book review: flavor

Bob Holmes’ Flavor is a popular science book about the sense we use that’s one of the hardest to put into words. Holmes has interviewed scientists working on taste, smell, neuropsychology, genetics, soil composition, molecular gastronomy (and more) to really get into what we mean when we talk about how things taste, because it’s far more complicated than those old four-taste tongue diagrams you might remember.

One of the big takeaways from the book is that the difference between professional tasters (like wine-experts) and amateurs is more about the attention they pay and the vocabulary they have practiced with than anything specific in their tongues. It’s written in a light humorous fashion and though I would have liked a bit more in-depth explanation on a few points (how do we know a nerve is transmitting at maximum intensity?) this definitely provided enough facts to make me a bit of an insufferable dining companion.

book review: jitterbug perfume

It had been a while since my last Tom Robbins book and Jitterbug Perfume is the one I broke my inadvertent fast with. I can’t remember ever not liking one of his books. They’re always funny and philosophical. This one talks about scent, Pan, immortality and individuality. It’s now my favourite of his.

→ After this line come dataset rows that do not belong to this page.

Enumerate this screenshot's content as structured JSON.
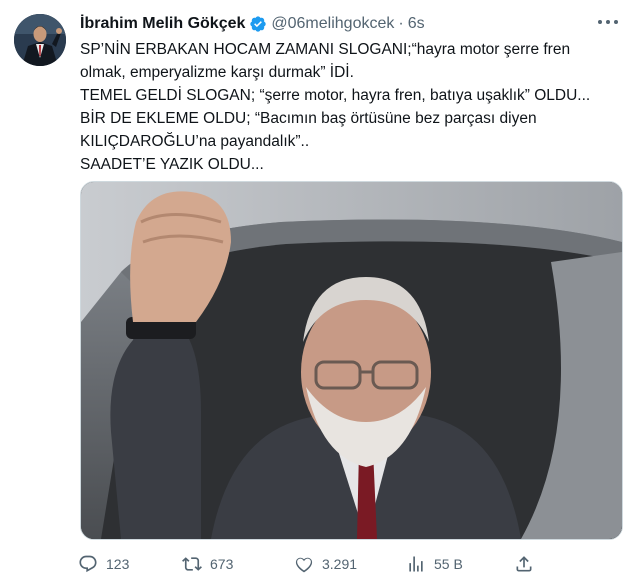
{
  "author": {
    "name": "İbrahim Melih Gökçek",
    "handle": "@06melihgokcek",
    "separator": "·",
    "time": "6s"
  },
  "tweet_lines": [
    "SP’NİN ERBAKAN HOCAM ZAMANI SLOGANI;“hayra motor şerre fren",
    "olmak, emperyalizme karşı durmak” İDİ.",
    "TEMEL GELDİ SLOGAN; “şerre motor, hayra fren, batıya uşaklık” OLDU...",
    "BİR DE EKLEME OLDU; “Bacımın baş örtüsüne bez parçası diyen",
    "KILIÇDAROĞLU’na payandalık”..",
    "SAADET’E YAZIK OLDU..."
  ],
  "actions": {
    "reply_count": "123",
    "retweet_count": "673",
    "like_count": "3.291",
    "views_count": "55 B"
  },
  "colors": {
    "verified": "#1d9bf0",
    "muted": "#536471",
    "text": "#0f1419"
  }
}
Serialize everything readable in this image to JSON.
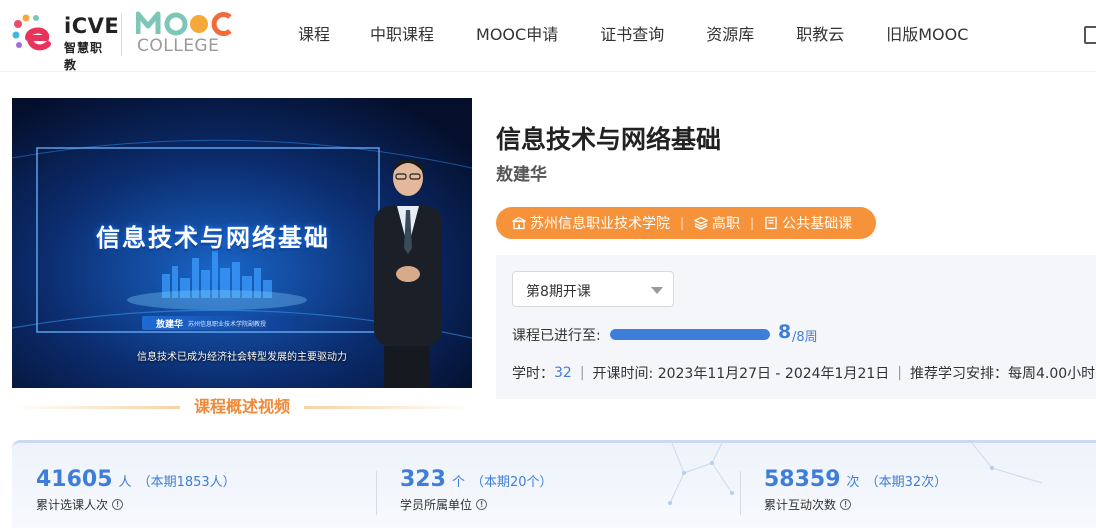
{
  "header": {
    "logo_icve": {
      "word": "iCVE",
      "sub": "智慧职教"
    },
    "logo_mooc": {
      "word": "MOOC",
      "college": "COLLEGE"
    },
    "nav": [
      "课程",
      "中职课程",
      "MOOC申请",
      "证书查询",
      "资源库",
      "职教云",
      "旧版MOOC"
    ]
  },
  "video": {
    "screen_title": "信息技术与网络基础",
    "presenter_name": "敖建华",
    "presenter_org": "苏州信息职业技术学院副教授",
    "subtitle": "信息技术已成为经济社会转型发展的主要驱动力"
  },
  "video_caption": "课程概述视频",
  "course": {
    "title": "信息技术与网络基础",
    "teacher": "敖建华",
    "tags": [
      {
        "icon": "school-icon",
        "label": "苏州信息职业技术学院"
      },
      {
        "icon": "layers-icon",
        "label": "高职"
      },
      {
        "icon": "book-icon",
        "label": "公共基础课"
      }
    ],
    "tag_separator": "|"
  },
  "term": {
    "selected": "第8期开课"
  },
  "progress": {
    "label": "课程已进行至:",
    "current": "8",
    "total_text": "/8周",
    "fraction": 1.0
  },
  "meta": {
    "hours_label": "学时：",
    "hours_value": "32",
    "period_label": "开课时间: 2023年11月27日 - 2024年1月21日",
    "schedule_label": "推荐学习安排：每周4.00小时"
  },
  "stats": [
    {
      "number": "41605",
      "unit": "人",
      "period": "（本期1853人）",
      "label": "累计选课人次"
    },
    {
      "number": "323",
      "unit": "个",
      "period": "（本期20个）",
      "label": "学员所属单位"
    },
    {
      "number": "58359",
      "unit": "次",
      "period": "（本期32次）",
      "label": "累计互动次数"
    }
  ],
  "colors": {
    "accent_blue": "#3f7ed8",
    "accent_orange": "#f6933a",
    "caption_orange": "#f08a3a"
  }
}
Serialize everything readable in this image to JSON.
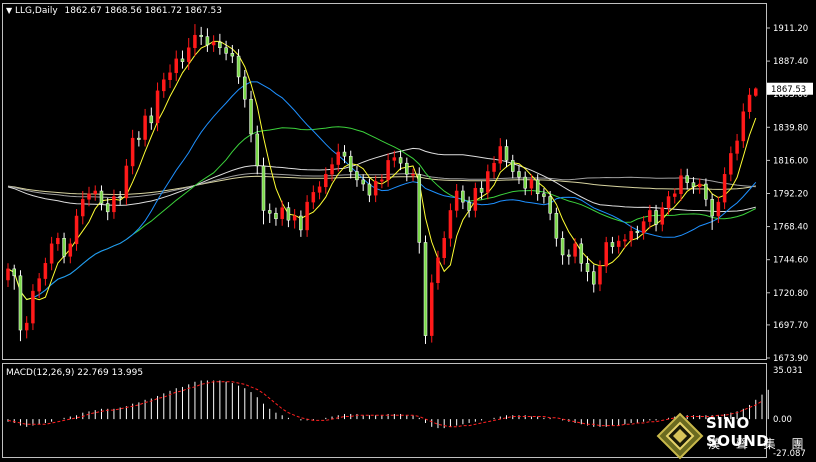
{
  "header": {
    "symbol": "LLG,Daily",
    "ohlc": "1862.67 1868.56 1861.72 1867.53",
    "arrow": "▼"
  },
  "macd": {
    "title": "MACD(12,26,9) 22.769 13.995",
    "scale_top": "35.031",
    "scale_zero": "0.00",
    "scale_bottom": "-27.087"
  },
  "brand": {
    "name": "SINO SOUND",
    "chinese": "漢 聲 集 團",
    "logo_icon": "diamond-logo-icon"
  },
  "colors": {
    "bull": "#ff1a1a",
    "bear": "#ffffff",
    "bear_body": "#7bd84a",
    "ma_yellow": "#ffff33",
    "ma_blue": "#1e90ff",
    "ma_green": "#3cd23c",
    "ma_white": "#dddddd",
    "ma_khaki": "#d8d4a0",
    "ma_gray": "#a0a0a0",
    "macd_signal": "#ff2020",
    "price_tag_bg": "#ffffff"
  },
  "chart_data": {
    "type": "candlestick",
    "price_axis": {
      "ticks": [
        1911.2,
        1887.4,
        1863.6,
        1839.8,
        1816.0,
        1792.2,
        1768.4,
        1744.6,
        1720.8,
        1697.7,
        1673.9
      ],
      "ylim": [
        1673.9,
        1911.2
      ],
      "current_price": "1867.53"
    },
    "macd_axis": {
      "ylim": [
        -27.087,
        35.031
      ]
    },
    "close": [
      1738,
      1733,
      1694,
      1699,
      1722,
      1731,
      1742,
      1756,
      1760,
      1747,
      1756,
      1776,
      1788,
      1792,
      1794,
      1785,
      1779,
      1790,
      1789,
      1812,
      1832,
      1831,
      1848,
      1843,
      1866,
      1874,
      1879,
      1889,
      1887,
      1897,
      1906,
      1905,
      1899,
      1901,
      1897,
      1893,
      1891,
      1876,
      1860,
      1835,
      1812,
      1780,
      1778,
      1774,
      1782,
      1773,
      1776,
      1766,
      1786,
      1793,
      1797,
      1806,
      1813,
      1822,
      1819,
      1808,
      1802,
      1799,
      1791,
      1801,
      1802,
      1816,
      1818,
      1814,
      1806,
      1806,
      1757,
      1690,
      1728,
      1746,
      1760,
      1780,
      1794,
      1786,
      1780,
      1796,
      1793,
      1808,
      1814,
      1826,
      1816,
      1808,
      1804,
      1796,
      1802,
      1792,
      1790,
      1778,
      1760,
      1748,
      1747,
      1756,
      1742,
      1736,
      1727,
      1740,
      1757,
      1754,
      1758,
      1759,
      1765,
      1764,
      1772,
      1780,
      1770,
      1782,
      1790,
      1792,
      1805,
      1800,
      1797,
      1799,
      1788,
      1776,
      1786,
      1806,
      1821,
      1830,
      1851,
      1863,
      1867.53
    ],
    "open": [
      1730,
      1738,
      1733,
      1694,
      1699,
      1722,
      1731,
      1742,
      1756,
      1760,
      1747,
      1756,
      1776,
      1788,
      1792,
      1794,
      1785,
      1779,
      1790,
      1789,
      1812,
      1832,
      1831,
      1848,
      1843,
      1866,
      1874,
      1879,
      1889,
      1887,
      1897,
      1906,
      1905,
      1899,
      1901,
      1897,
      1893,
      1891,
      1876,
      1860,
      1835,
      1812,
      1780,
      1778,
      1774,
      1782,
      1773,
      1776,
      1766,
      1786,
      1793,
      1797,
      1806,
      1813,
      1822,
      1819,
      1808,
      1802,
      1799,
      1791,
      1801,
      1802,
      1816,
      1818,
      1814,
      1806,
      1806,
      1757,
      1690,
      1728,
      1746,
      1760,
      1780,
      1794,
      1786,
      1780,
      1796,
      1793,
      1808,
      1814,
      1826,
      1816,
      1808,
      1804,
      1796,
      1802,
      1792,
      1790,
      1778,
      1760,
      1748,
      1747,
      1756,
      1742,
      1736,
      1727,
      1740,
      1757,
      1754,
      1758,
      1759,
      1765,
      1764,
      1772,
      1780,
      1770,
      1782,
      1790,
      1792,
      1805,
      1800,
      1797,
      1799,
      1788,
      1776,
      1786,
      1806,
      1821,
      1830,
      1851,
      1862.67
    ],
    "high_offset": [
      4,
      3,
      4,
      5,
      5,
      4,
      4,
      5,
      4,
      4,
      4,
      5,
      6,
      5,
      4,
      4,
      4,
      5,
      4,
      5,
      6,
      5,
      5,
      6,
      6,
      5,
      6,
      6,
      6,
      7,
      8,
      6,
      6,
      5,
      6,
      5,
      6,
      5,
      5,
      6,
      6,
      6,
      5,
      4,
      5,
      4,
      5,
      4,
      5,
      5,
      4,
      5,
      5,
      6,
      5,
      4,
      4,
      4,
      4,
      4,
      4,
      5,
      5,
      5,
      4,
      4,
      5,
      5,
      6,
      5,
      5,
      5,
      5,
      4,
      4,
      4,
      5,
      5,
      5,
      6,
      5,
      4,
      4,
      4,
      4,
      4,
      4,
      4,
      4,
      5,
      4,
      4,
      4,
      5,
      5,
      4,
      4,
      4,
      4,
      4,
      4,
      4,
      4,
      4,
      4,
      4,
      4,
      4,
      5,
      5,
      4,
      4,
      4,
      4,
      4,
      5,
      5,
      5,
      6,
      5,
      1
    ],
    "low_offset": [
      5,
      10,
      8,
      6,
      5,
      5,
      5,
      5,
      5,
      5,
      5,
      5,
      6,
      5,
      5,
      5,
      6,
      5,
      5,
      5,
      6,
      5,
      5,
      5,
      6,
      5,
      6,
      6,
      5,
      6,
      6,
      6,
      5,
      5,
      5,
      5,
      5,
      5,
      6,
      6,
      6,
      10,
      7,
      5,
      5,
      5,
      6,
      5,
      5,
      5,
      5,
      5,
      5,
      5,
      5,
      5,
      5,
      5,
      5,
      5,
      5,
      5,
      5,
      5,
      5,
      5,
      8,
      6,
      5,
      5,
      5,
      6,
      5,
      5,
      5,
      5,
      5,
      5,
      5,
      5,
      5,
      5,
      5,
      5,
      5,
      5,
      5,
      5,
      6,
      7,
      6,
      5,
      6,
      7,
      6,
      5,
      5,
      5,
      5,
      5,
      5,
      5,
      5,
      5,
      5,
      5,
      5,
      5,
      5,
      5,
      5,
      5,
      5,
      10,
      5,
      5,
      5,
      5,
      5,
      5,
      1
    ],
    "macd_hist": [
      -2,
      -3,
      -5,
      -6,
      -5,
      -4,
      -3,
      -2,
      0,
      1,
      2,
      3,
      5,
      6,
      7,
      8,
      8,
      8,
      9,
      10,
      12,
      13,
      15,
      16,
      18,
      20,
      22,
      24,
      25,
      27,
      29,
      30,
      30,
      30,
      30,
      29,
      28,
      26,
      24,
      21,
      17,
      12,
      8,
      5,
      3,
      1,
      0,
      -1,
      -1,
      -1,
      0,
      1,
      2,
      3,
      4,
      4,
      4,
      3,
      3,
      3,
      3,
      4,
      4,
      4,
      3,
      3,
      1,
      -3,
      -6,
      -7,
      -7,
      -6,
      -5,
      -4,
      -3,
      -2,
      -1,
      0,
      1,
      2,
      3,
      3,
      3,
      3,
      2,
      2,
      1,
      1,
      0,
      -1,
      -2,
      -3,
      -4,
      -5,
      -6,
      -6,
      -6,
      -5,
      -5,
      -4,
      -3,
      -3,
      -2,
      -1,
      -1,
      0,
      1,
      2,
      3,
      3,
      3,
      3,
      3,
      3,
      3,
      4,
      5,
      6,
      8,
      11,
      15,
      19,
      22.769
    ],
    "macd_signal": [
      -1,
      -2,
      -3,
      -4,
      -4,
      -4,
      -4,
      -3,
      -2,
      -1,
      0,
      1,
      2,
      4,
      5,
      6,
      7,
      7,
      8,
      9,
      10,
      11,
      13,
      14,
      16,
      17,
      19,
      21,
      22,
      24,
      25,
      27,
      28,
      29,
      29,
      29,
      29,
      28,
      27,
      25,
      23,
      20,
      16,
      12,
      8,
      5,
      3,
      1,
      0,
      -1,
      -1,
      -1,
      0,
      1,
      2,
      2,
      3,
      3,
      3,
      3,
      3,
      3,
      3,
      3,
      3,
      3,
      2,
      0,
      -2,
      -4,
      -5,
      -6,
      -6,
      -5,
      -5,
      -4,
      -3,
      -2,
      -1,
      0,
      1,
      2,
      2,
      2,
      2,
      2,
      2,
      1,
      1,
      0,
      -1,
      -2,
      -3,
      -4,
      -4,
      -5,
      -5,
      -5,
      -5,
      -4,
      -4,
      -3,
      -3,
      -2,
      -2,
      -1,
      0,
      1,
      1,
      2,
      2,
      2,
      2,
      2,
      3,
      3,
      4,
      5,
      7,
      9,
      11,
      13.995
    ]
  }
}
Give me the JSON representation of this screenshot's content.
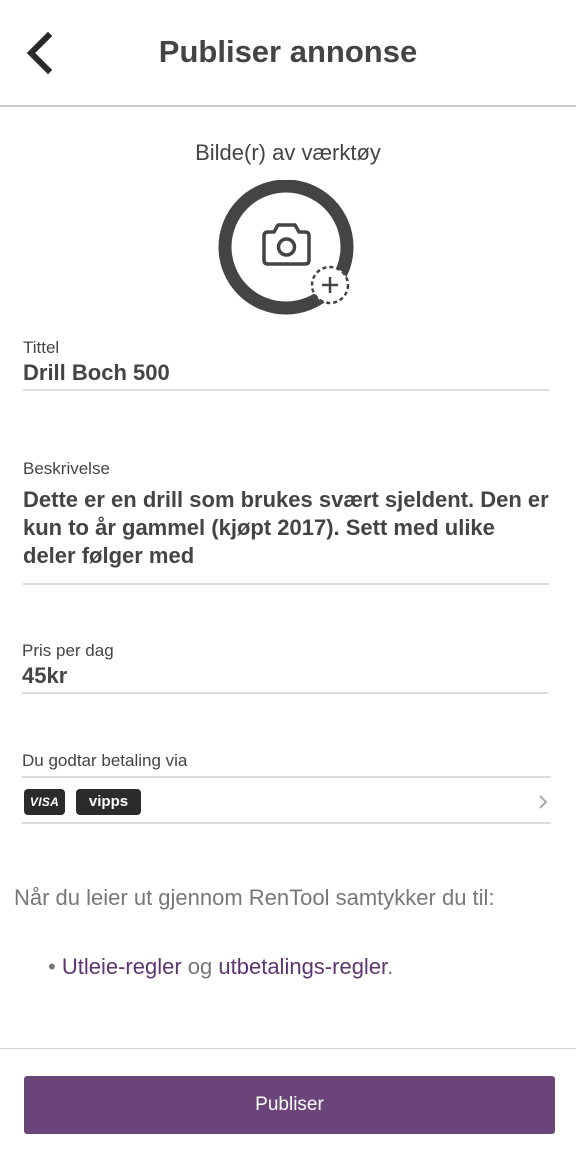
{
  "header": {
    "title": "Publiser annonse",
    "back_icon": "chevron-left-icon"
  },
  "image_picker": {
    "label": "Bilde(r) av værktøy",
    "icon": "camera-icon",
    "add_icon": "plus-icon"
  },
  "fields": {
    "title": {
      "label": "Tittel",
      "value": "Drill Boch 500"
    },
    "description": {
      "label": "Beskrivelse",
      "value": "Dette er en drill som brukes svært sjeldent. Den er kun to år gammel (kjøpt 2017). Sett med ulike deler følger med"
    },
    "price": {
      "label": "Pris per dag",
      "value": "45kr"
    }
  },
  "payment": {
    "label": "Du godtar betaling via",
    "methods": [
      "VISA",
      "vipps"
    ],
    "chevron_icon": "chevron-right-icon"
  },
  "consent": {
    "text": "Når du leier ut gjennom RenTool samtykker du til:",
    "bullet": "•",
    "link1": "Utleie-regler",
    "middle": "og",
    "link2": "utbetalings-regler",
    "end": "."
  },
  "footer": {
    "publish_label": "Publiser"
  },
  "colors": {
    "accent": "#6b457a",
    "link": "#5e3570",
    "text": "#444444",
    "muted": "#777777"
  }
}
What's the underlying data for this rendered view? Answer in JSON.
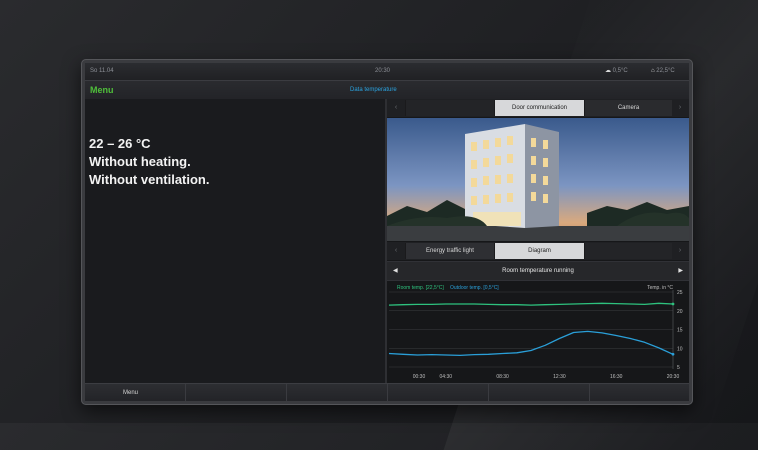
{
  "status": {
    "date": "So 11.04",
    "time": "20:30",
    "outdoor_temp": "0,5°C",
    "indoor_temp": "22,5°C"
  },
  "header": {
    "menu": "Menu",
    "title": "Data temperature"
  },
  "info": {
    "lines": [
      "22 – 26 °C",
      "Without heating.",
      "Without ventilation."
    ]
  },
  "media_tabs": {
    "left_arrow": "‹",
    "right_arrow": "›",
    "items": [
      "Door communication",
      "Camera"
    ]
  },
  "info_tabs": {
    "left_arrow": "‹",
    "right_arrow": "›",
    "items": [
      "Energy traffic light",
      "Diagram"
    ]
  },
  "selector": {
    "label": "Room temperature running",
    "prev": "◀",
    "next": "▶"
  },
  "bottom": {
    "menu": "Menu"
  },
  "colors": {
    "room_series": "#2ec27e",
    "outdoor_series": "#2a9fd8",
    "menu_green": "#4fbf3a",
    "title_blue": "#2aa3e0"
  },
  "chart_data": {
    "type": "line",
    "x": [
      "00:30",
      "01:30",
      "02:30",
      "03:30",
      "04:30",
      "05:30",
      "06:30",
      "07:30",
      "08:30",
      "09:30",
      "10:30",
      "11:30",
      "12:30",
      "13:30",
      "14:30",
      "15:30",
      "16:30",
      "17:30",
      "18:30",
      "19:30",
      "20:30"
    ],
    "xticks": [
      "00:30",
      "04:30",
      "08:30",
      "12:30",
      "16:30",
      "20:30"
    ],
    "series": [
      {
        "name": "Room temp. [22,5°C]",
        "values": [
          21.5,
          21.6,
          21.7,
          21.7,
          21.8,
          21.8,
          21.8,
          21.7,
          21.6,
          21.6,
          21.5,
          21.6,
          21.7,
          21.8,
          21.9,
          22.0,
          21.9,
          21.8,
          21.7,
          22.0,
          21.8
        ]
      },
      {
        "name": "Outdoor temp. [0,5°C]",
        "values": [
          8.6,
          8.4,
          8.2,
          8.3,
          8.2,
          8.1,
          8.3,
          8.4,
          8.6,
          8.8,
          9.4,
          10.8,
          12.6,
          14.2,
          14.5,
          14.1,
          13.4,
          12.6,
          11.6,
          10.1,
          8.4
        ]
      }
    ],
    "ylabel": "Temp. in °C",
    "yticks": [
      25,
      20,
      15,
      10,
      5
    ],
    "ylim": [
      5,
      25
    ]
  }
}
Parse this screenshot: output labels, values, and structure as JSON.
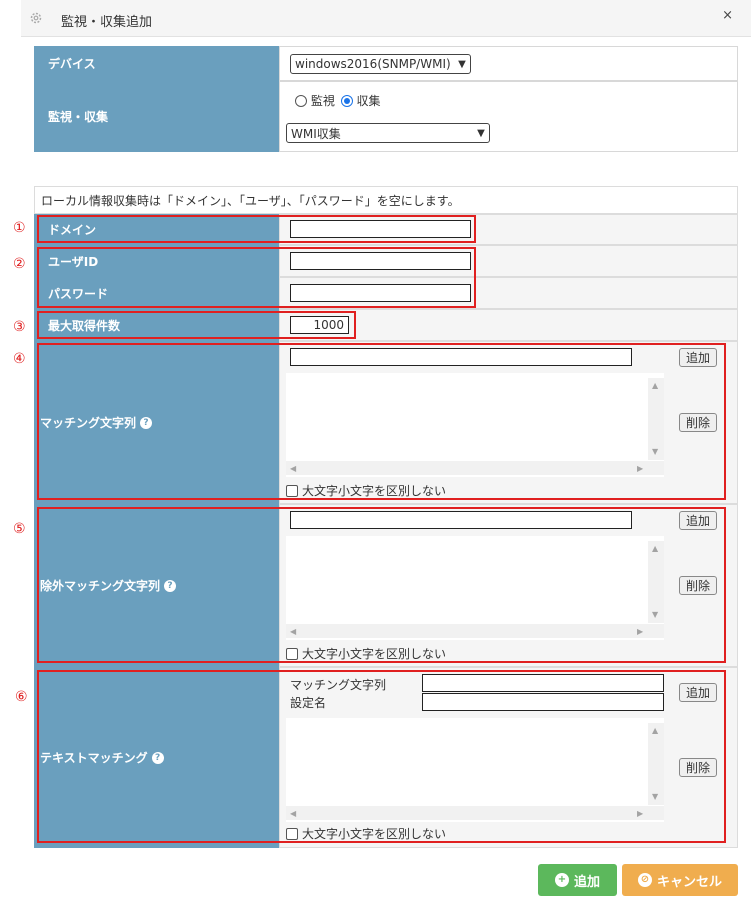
{
  "dialog": {
    "title": "監視・収集追加",
    "close": "×",
    "icon": "gear-icon"
  },
  "device": {
    "label": "デバイス",
    "value": "windows2016(SNMP/WMI)"
  },
  "mode": {
    "label": "監視・収集",
    "option_monitor": "監視",
    "option_collect": "収集",
    "selected": "収集",
    "method": "WMI収集"
  },
  "note": "ローカル情報収集時は「ドメイン」、「ユーザ」、「パスワード」を空にします。",
  "domain": {
    "label": "ドメイン",
    "value": ""
  },
  "user": {
    "label": "ユーザID",
    "value": ""
  },
  "password": {
    "label": "パスワード",
    "value": ""
  },
  "max_count": {
    "label": "最大取得件数",
    "value": "1000"
  },
  "match": {
    "label": "マッチング文字列",
    "add": "追加",
    "delete": "削除",
    "ignore_case": "大文字小文字を区別しない"
  },
  "exclude": {
    "label": "除外マッチング文字列",
    "add": "追加",
    "delete": "削除",
    "ignore_case": "大文字小文字を区別しない"
  },
  "text_match": {
    "label": "テキストマッチング",
    "match_label": "マッチング文字列",
    "setting_label": "設定名",
    "add": "追加",
    "delete": "削除",
    "ignore_case": "大文字小文字を区別しない"
  },
  "markers": [
    "①",
    "②",
    "③",
    "④",
    "⑤",
    "⑥"
  ],
  "footer": {
    "add": "追加",
    "cancel": "キャンセル"
  },
  "colors": {
    "label_bg": "#6a9fbe",
    "highlight": "#e02020",
    "add_button": "#5cb85c",
    "cancel_button": "#f0ad4e"
  }
}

There’s a whole treatise near the end about evolution bringing consciousness from the reptilian brain to the mammalian brain and soon we will need to transition to the floral brain. That section might not be worth the price of admission alone, but mostly because you need the rest of the book to put it in context. I also love Robbins’ use of puns and other tricks of language as he moves through vaguely serious issues in a vaguely serious but completely irreverent way. There’s something about the scholarly tone he uses mixed up with clever metaphor that I wish I could do myself.